__PROVIDED DATA__
____________

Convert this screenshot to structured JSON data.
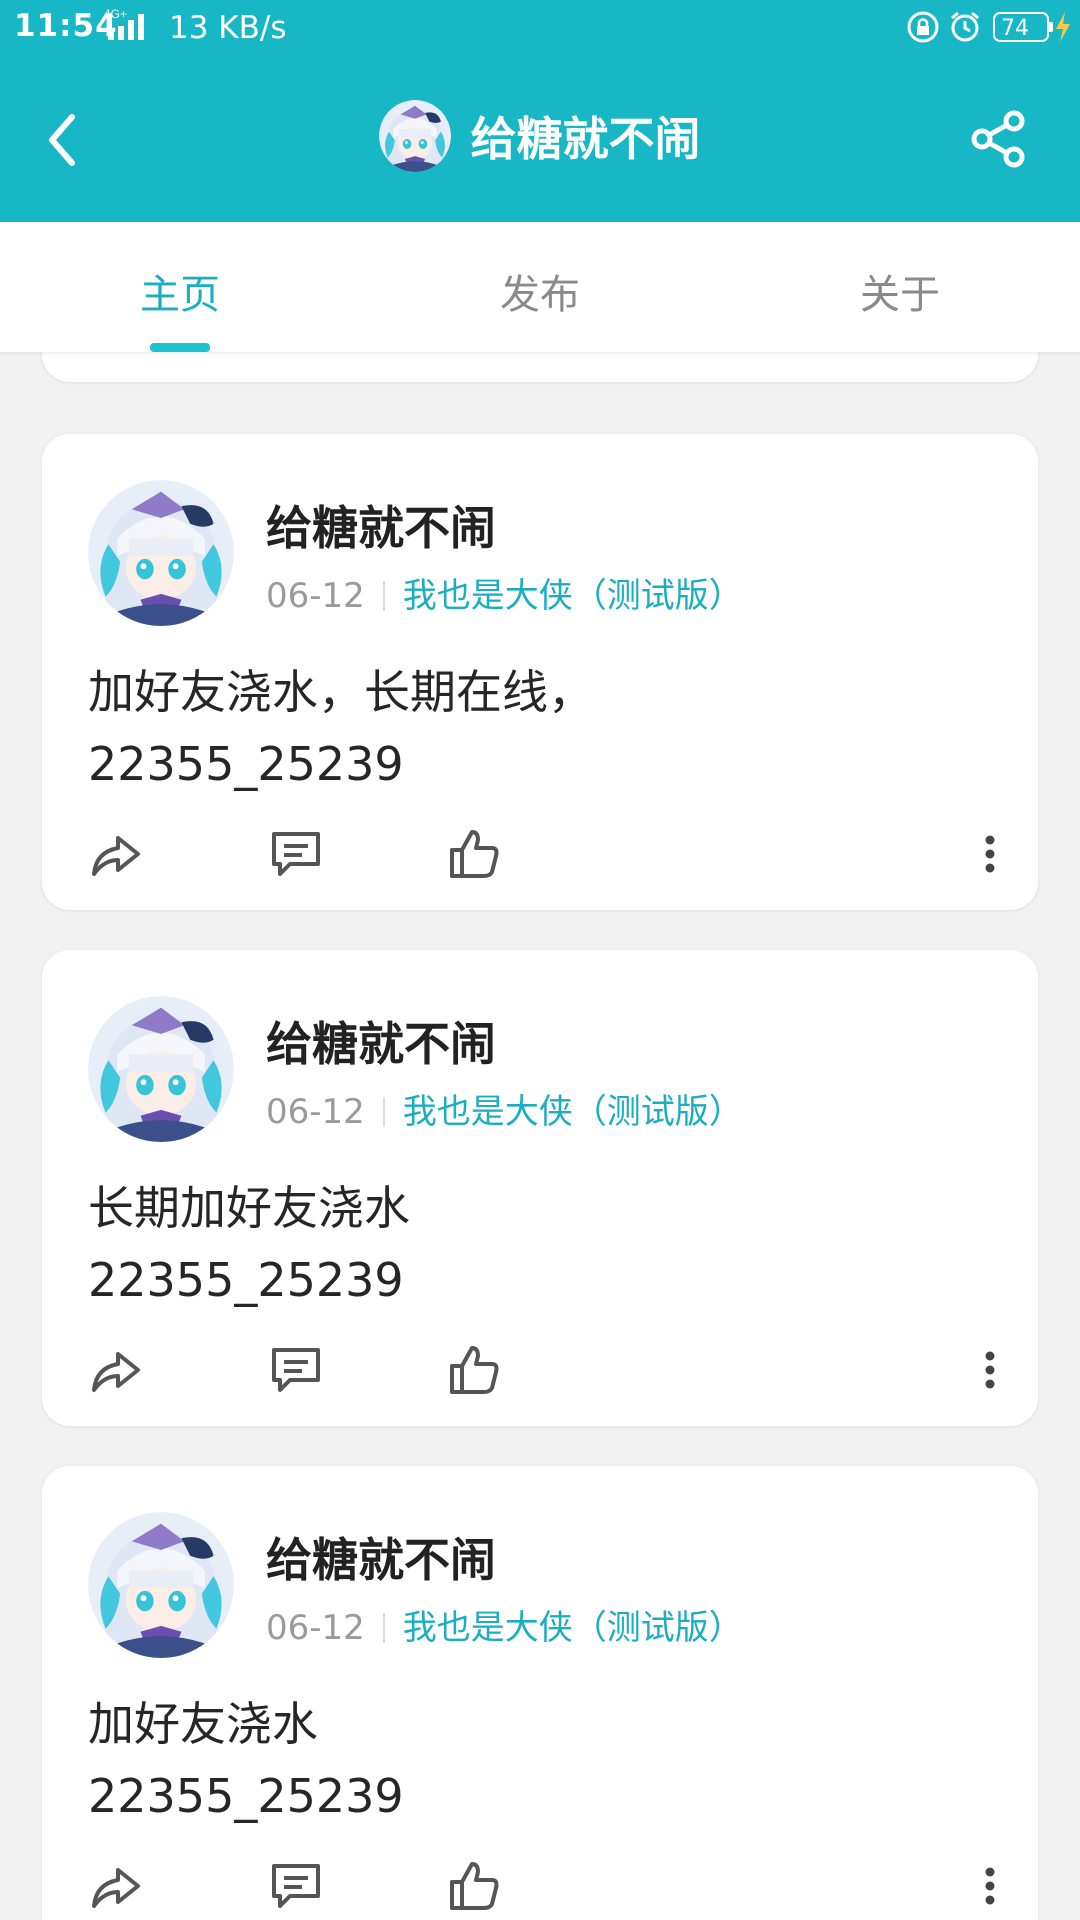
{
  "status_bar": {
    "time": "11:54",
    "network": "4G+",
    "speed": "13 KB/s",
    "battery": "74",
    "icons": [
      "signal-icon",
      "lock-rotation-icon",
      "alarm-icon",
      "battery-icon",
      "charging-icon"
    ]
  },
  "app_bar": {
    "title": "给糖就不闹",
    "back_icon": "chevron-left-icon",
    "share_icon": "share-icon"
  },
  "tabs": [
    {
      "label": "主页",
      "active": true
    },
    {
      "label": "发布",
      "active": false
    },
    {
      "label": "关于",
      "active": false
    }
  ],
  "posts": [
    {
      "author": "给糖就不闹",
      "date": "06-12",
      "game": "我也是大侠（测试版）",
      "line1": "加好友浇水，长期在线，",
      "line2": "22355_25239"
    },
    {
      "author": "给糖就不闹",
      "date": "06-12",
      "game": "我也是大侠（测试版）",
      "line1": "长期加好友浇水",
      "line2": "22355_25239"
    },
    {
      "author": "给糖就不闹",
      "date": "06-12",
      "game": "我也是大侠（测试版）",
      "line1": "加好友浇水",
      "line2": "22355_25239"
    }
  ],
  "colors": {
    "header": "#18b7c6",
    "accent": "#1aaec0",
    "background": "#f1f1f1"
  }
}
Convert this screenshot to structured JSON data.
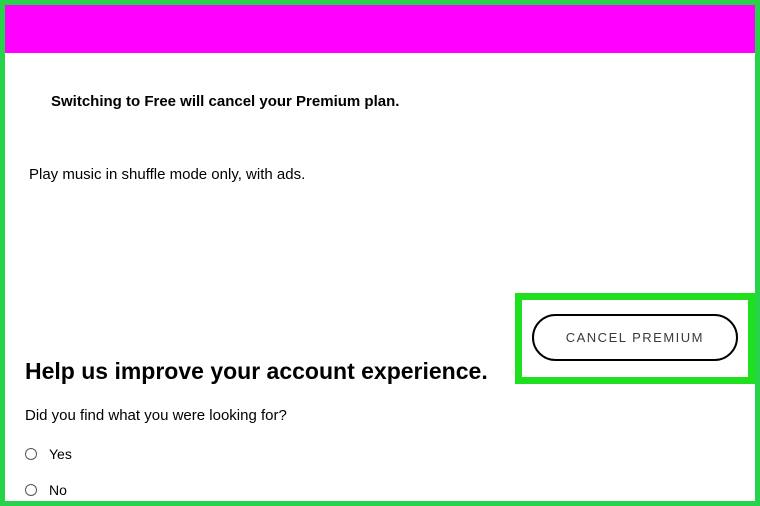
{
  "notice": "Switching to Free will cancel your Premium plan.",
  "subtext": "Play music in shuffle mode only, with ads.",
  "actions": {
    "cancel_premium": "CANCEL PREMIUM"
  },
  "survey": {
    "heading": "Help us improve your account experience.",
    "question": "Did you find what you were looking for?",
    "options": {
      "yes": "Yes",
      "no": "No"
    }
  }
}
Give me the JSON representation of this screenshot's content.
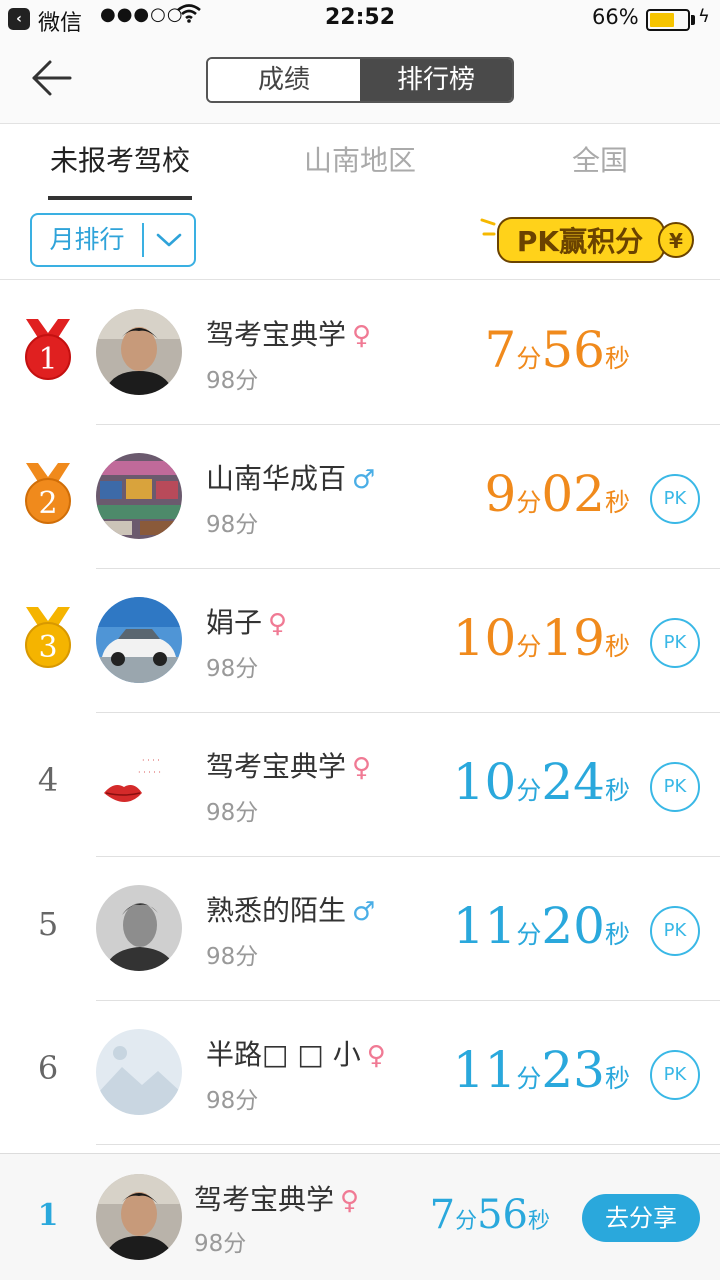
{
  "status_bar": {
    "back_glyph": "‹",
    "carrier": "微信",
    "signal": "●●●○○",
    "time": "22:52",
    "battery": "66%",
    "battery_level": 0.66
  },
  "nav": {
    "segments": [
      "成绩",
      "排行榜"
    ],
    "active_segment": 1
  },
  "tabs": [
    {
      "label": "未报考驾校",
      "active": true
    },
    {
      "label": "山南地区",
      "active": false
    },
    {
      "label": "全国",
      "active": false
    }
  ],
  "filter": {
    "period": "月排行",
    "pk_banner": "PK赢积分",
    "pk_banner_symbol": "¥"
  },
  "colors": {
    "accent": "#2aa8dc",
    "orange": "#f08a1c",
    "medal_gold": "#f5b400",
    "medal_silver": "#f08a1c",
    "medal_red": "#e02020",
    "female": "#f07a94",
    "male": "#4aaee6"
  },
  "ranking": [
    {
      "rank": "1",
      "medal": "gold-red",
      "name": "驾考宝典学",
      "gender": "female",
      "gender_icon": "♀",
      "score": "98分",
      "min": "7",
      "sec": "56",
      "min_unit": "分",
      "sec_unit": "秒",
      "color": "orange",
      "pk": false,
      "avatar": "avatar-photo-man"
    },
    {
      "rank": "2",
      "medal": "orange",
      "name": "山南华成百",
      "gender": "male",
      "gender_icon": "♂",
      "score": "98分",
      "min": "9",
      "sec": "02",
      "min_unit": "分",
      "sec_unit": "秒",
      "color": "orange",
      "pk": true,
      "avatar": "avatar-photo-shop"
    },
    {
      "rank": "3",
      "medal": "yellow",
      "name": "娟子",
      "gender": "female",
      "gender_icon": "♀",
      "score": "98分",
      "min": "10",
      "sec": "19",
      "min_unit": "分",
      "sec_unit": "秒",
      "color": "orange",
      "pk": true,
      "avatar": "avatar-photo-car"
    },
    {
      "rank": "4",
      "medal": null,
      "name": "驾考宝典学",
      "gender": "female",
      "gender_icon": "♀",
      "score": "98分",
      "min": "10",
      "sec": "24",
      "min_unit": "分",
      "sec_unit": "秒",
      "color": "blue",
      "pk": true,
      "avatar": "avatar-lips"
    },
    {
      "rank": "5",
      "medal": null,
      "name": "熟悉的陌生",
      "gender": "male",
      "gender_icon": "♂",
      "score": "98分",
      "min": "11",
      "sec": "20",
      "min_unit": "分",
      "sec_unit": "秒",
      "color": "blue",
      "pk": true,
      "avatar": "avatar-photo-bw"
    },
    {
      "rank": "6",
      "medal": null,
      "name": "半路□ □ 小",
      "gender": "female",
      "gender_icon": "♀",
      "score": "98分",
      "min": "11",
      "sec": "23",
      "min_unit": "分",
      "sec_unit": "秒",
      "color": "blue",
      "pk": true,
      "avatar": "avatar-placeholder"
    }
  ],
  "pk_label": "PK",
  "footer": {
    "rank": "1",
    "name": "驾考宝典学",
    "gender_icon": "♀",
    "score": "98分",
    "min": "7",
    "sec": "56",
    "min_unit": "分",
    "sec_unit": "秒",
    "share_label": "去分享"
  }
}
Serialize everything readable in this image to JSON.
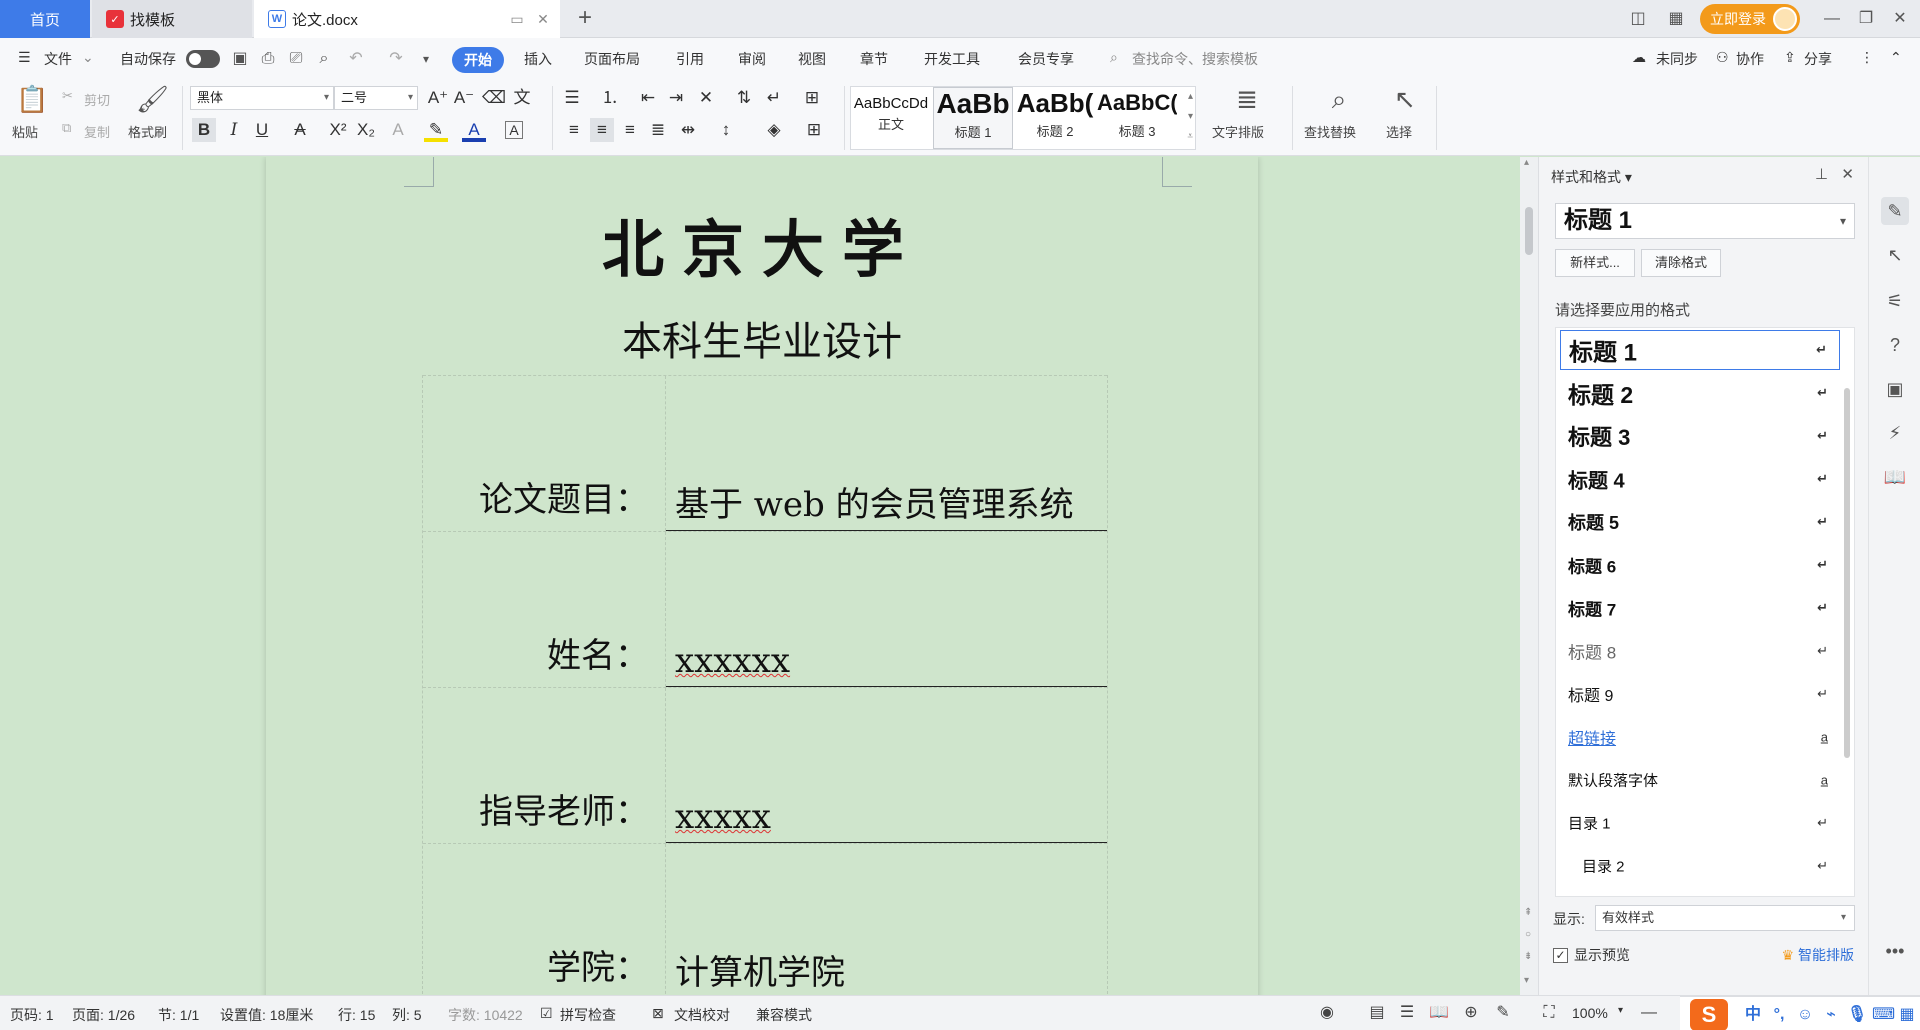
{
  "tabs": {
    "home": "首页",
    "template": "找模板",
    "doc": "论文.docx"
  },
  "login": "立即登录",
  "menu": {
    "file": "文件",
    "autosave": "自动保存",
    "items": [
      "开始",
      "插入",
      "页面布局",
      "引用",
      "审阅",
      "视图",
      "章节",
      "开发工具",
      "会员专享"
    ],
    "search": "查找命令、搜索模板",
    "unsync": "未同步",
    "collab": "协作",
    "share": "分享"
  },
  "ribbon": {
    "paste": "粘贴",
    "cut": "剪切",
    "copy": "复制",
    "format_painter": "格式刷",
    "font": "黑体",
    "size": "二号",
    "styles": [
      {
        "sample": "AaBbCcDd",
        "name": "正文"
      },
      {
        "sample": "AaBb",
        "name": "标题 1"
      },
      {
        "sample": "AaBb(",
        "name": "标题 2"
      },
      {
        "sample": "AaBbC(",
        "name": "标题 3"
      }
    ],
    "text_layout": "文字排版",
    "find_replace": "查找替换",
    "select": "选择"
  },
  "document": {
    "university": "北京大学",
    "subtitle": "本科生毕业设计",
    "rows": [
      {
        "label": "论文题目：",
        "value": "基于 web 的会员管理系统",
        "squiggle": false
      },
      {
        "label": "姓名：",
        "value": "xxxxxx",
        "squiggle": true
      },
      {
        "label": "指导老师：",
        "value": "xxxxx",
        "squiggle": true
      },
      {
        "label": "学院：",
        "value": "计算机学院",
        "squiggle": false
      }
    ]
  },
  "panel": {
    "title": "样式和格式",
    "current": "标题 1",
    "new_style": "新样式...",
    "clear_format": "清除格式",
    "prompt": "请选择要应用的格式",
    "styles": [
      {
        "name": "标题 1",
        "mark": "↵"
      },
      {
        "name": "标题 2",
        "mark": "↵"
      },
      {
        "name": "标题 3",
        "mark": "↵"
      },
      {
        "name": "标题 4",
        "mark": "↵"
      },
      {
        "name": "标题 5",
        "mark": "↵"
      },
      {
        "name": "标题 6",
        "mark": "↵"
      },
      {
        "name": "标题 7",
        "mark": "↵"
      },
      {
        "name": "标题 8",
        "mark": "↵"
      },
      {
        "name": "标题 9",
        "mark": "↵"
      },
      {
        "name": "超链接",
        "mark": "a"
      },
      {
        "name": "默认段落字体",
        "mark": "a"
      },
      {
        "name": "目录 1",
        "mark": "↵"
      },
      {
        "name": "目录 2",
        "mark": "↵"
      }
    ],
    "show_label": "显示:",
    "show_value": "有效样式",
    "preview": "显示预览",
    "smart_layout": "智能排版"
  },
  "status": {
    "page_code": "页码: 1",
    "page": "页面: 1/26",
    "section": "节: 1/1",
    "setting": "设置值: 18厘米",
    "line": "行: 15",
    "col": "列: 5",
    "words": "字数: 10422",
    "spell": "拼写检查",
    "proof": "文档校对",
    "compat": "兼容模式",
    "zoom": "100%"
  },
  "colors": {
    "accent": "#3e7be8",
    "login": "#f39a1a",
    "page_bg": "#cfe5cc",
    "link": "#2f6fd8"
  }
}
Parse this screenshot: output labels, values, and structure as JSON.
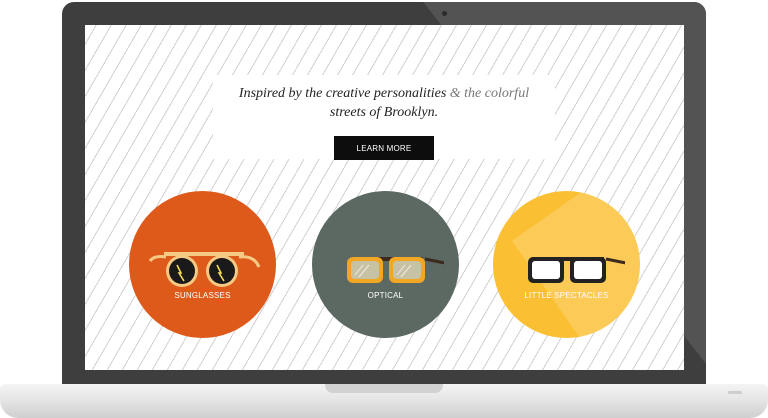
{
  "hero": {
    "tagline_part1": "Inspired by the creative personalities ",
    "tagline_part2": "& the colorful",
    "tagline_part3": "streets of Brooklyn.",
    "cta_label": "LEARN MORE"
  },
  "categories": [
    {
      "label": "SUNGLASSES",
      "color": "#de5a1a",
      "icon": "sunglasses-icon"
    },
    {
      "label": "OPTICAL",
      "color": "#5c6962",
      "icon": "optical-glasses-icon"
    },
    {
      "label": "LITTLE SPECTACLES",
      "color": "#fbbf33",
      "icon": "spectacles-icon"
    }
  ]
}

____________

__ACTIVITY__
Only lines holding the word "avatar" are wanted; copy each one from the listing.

__COMPLETED TASK__
      "avatar": "avatar-photo-man"
      "avatar": "avatar-photo-shop"
      "avatar": "avatar-photo-car"
      "avatar": "avatar-lips"
      "avatar": "avatar-photo-bw"
      "avatar": "avatar-placeholder"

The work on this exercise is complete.